- **YOUR GOAL**
Which lines in the data contain the word "Modeling"? Please copy each of them.

DATA FOR THIS EXERCISE section start

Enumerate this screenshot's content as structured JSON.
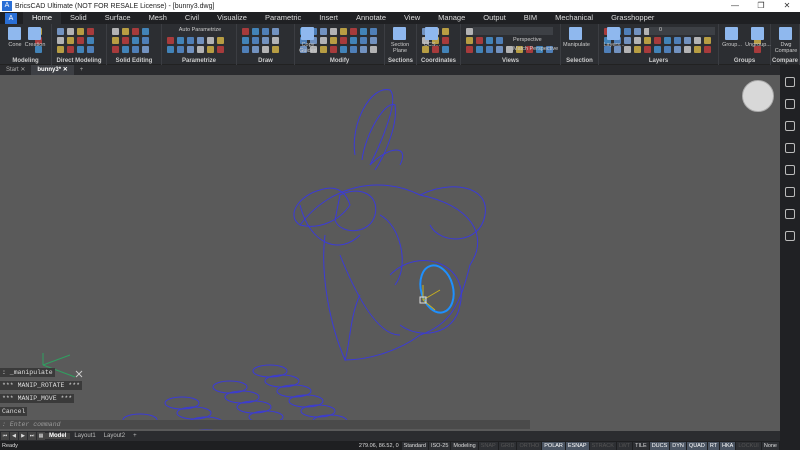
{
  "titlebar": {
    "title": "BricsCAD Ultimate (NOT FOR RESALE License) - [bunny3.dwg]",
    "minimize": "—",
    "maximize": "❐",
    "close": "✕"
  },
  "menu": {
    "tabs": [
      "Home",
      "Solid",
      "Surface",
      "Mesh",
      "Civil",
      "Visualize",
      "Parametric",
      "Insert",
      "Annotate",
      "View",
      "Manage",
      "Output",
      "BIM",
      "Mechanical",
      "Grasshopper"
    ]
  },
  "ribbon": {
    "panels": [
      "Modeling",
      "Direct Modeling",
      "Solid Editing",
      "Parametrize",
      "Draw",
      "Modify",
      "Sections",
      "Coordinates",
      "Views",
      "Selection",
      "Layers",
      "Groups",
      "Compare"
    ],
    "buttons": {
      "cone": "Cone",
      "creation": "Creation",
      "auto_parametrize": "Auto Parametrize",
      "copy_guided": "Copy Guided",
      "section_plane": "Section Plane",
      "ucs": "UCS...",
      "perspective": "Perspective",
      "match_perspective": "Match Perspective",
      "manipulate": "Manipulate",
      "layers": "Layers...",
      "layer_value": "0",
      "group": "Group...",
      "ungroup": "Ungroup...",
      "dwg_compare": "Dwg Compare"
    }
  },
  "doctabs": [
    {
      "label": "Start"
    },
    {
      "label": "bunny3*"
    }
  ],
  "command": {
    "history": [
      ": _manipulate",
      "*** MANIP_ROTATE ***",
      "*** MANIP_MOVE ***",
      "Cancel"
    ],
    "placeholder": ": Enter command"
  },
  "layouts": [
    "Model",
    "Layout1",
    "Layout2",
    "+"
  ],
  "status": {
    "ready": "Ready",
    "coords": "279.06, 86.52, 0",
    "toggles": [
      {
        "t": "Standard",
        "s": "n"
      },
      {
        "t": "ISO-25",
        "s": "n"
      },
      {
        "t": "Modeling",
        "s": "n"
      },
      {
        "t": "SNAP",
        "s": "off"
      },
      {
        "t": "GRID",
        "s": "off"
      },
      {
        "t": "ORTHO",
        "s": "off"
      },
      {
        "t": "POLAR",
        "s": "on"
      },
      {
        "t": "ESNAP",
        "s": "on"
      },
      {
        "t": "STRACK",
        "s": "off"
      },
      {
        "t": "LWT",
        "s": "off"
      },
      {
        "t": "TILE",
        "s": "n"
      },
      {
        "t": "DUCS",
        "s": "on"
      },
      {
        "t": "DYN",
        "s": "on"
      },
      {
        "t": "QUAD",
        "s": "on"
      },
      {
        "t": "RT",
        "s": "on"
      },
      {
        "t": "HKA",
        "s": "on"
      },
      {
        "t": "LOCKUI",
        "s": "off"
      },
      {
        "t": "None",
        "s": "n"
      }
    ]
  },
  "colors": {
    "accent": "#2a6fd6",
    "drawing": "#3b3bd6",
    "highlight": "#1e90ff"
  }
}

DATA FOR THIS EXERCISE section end

- **YOUR SOLUTION**
      "Modeling",
      "Direct Modeling",
        "t": "Modeling",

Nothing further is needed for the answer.